  • 34.92% believed the government-imposed internet ban was necessary.

Over the past few months, Manipur, a state in India, has been grappling with ethnic tensions and violence between two ethnic groups – the Meities and Kukis. The awareness of this situation varies among respondents. A significant portion (45.05%) were well aware of these events, while about 34.85% had a vague awareness, and 20.1% were unaware.

The historical context of Manipur’s ethnic tensions dates back to tribal clashes during the pre-colonial era. Respondents’ familiarity with this history also shows a diverse range of understanding.
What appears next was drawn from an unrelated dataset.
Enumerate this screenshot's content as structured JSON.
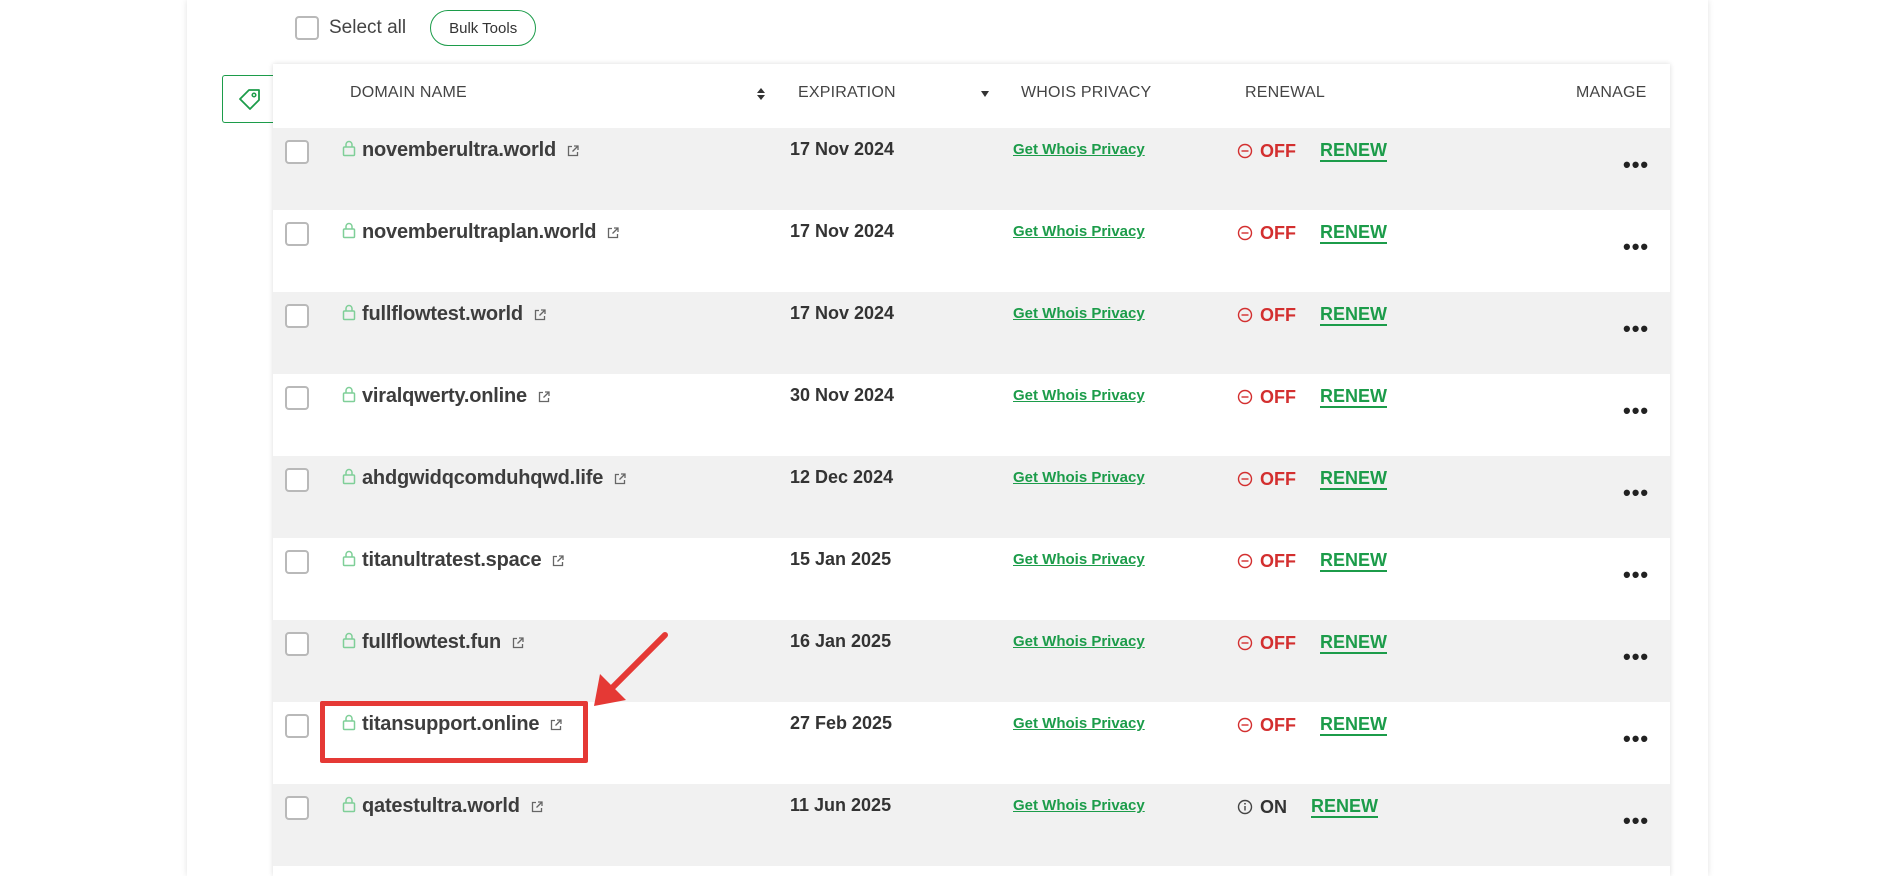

Approximately 37.33% were somewhat familiar, 36.96% were very familiar, 13.71% were not very familiar, and 12% were not familiar at all with the historical context.

Figure 1: Respondents’ familiarity with the historical context of tribes in Manipur.

A distressing incident involving the disrobing, parading naked, groping, and gang-rape of two women from the Kuki community in Manipur was captured in a viral video. Respondents’ awareness of this incident also varied, with about 40.54% having a vague awareness, 31.71% being well aware, and 27.75% being unaware.

Government’s Response and Internet Ban in Manipur

The response of the government to this incident raised questions, particularly the timing of the First Information Report (FIR) filing and the perceived lack of promptness. Opinions on the government’s response were mixed. Approximately 38.63% believed the response was not prompt and appropriate, 33.14% believed it was, and 28.23% were unsure.

Figure 2: Do you think the government’s response was prompt and appropriate?

In an effort to control the spread of fake news and misinformation, the government imposed an internet ban, including broadband services, following the Manipur incident. Respondents had varied views on the necessity of this measure for curbing misinformation and maintaining public safety. 34.92% believed it was necessary, 34.5% believed it was not, and 30.58% were unsure.

Government’s Actions and Opposition’s Motion

The Indian government has taken measures to address the violence in Manipur, including deploying security forces and engaging with local leaders. However, accusations of inaction have also been raised. The timing of Prime Minister Narendra Modi’s statement after over 180 deaths and more than two months since the violence began prompted different opinions on how well the government has handled the situation.

Responses included 49.87% saying very well, 14.75% saying somewhat well, 16.67% being neutral, 8.67% saying not well, and 10.4% saying not well at all.

Figure 3: How well did the Indian government handle the Manipur ethnic violence?

In response to the inactions over the violence in Manipur, the opposition party in India brought a no-confidence motion against Prime Minister Modi. Views on this motion also varied, with 44.44% in support, 32.41% being neutral, and 23.15% not supporting it. These insights reflect the complexity of opinions and perspectives surrounding the ongoing situation of ethnic violence in Manipur.


Survey TitleSurvey on Ethnic Clashes in Manipur State, India
DurationAugust 16, 2023 – August 23, 2023
Number of Participants10,000
DemographicsMales and females, aged 21 to 99
Participating Countries Afghanistan, Algeria, Angola, Argentina, Armenia, Australia, Azerbaijan, Bahrain, Bangladesh, Belarus, Benin, Bolivia, Brazil, Brunei, Bulgaria, Burkina Faso, Cambodia, Cameroon, Canada, Chile, China, China (Hong Kong) China (Macao), China (Taiwan), Colombia, Costa Rica, Croatia, Czech Republic, Ecuador, Egypt, El Salvador, Ethiopia, Finland, France, Gambia, Georgia, Germany, Ghana, Greece, Greanada, Guatemala, Honduras, Hungary, India, Indonesia, Iraq, Ireland, Israel, Italy, Ivory Coast, Japan, Jordan, Kenya, Kuwait, Kyrgyzstan, Latvia, Lebanon, Libya, Lithuania, Malaysia, Maldives, Maluritania, Mexico, Moldova, Mongolia, Morocco, Mozambique, Myanmar [Burma], Namibia, Nepal, Nicaragua, Nigeria, Oman, Pakistan, Palestine, Panama, Peru, Philippines, Poland, Portugal, Qatar, Romania, Russia, Saudi Arabia, Serbia, Sierra Leone, Singapore, Slovakia, South Africa, South Korea, Spain, Sri Lanka, Tanzania, Thailand, Togo, Tunisia, Turkey, Turkmenistan, Uganda, Ukraine, United Arab Emirates, United Kingdom, United States, Uruguay, Uzbekistan, Venezuela, Vietnam, Yemen, Zimbabwe.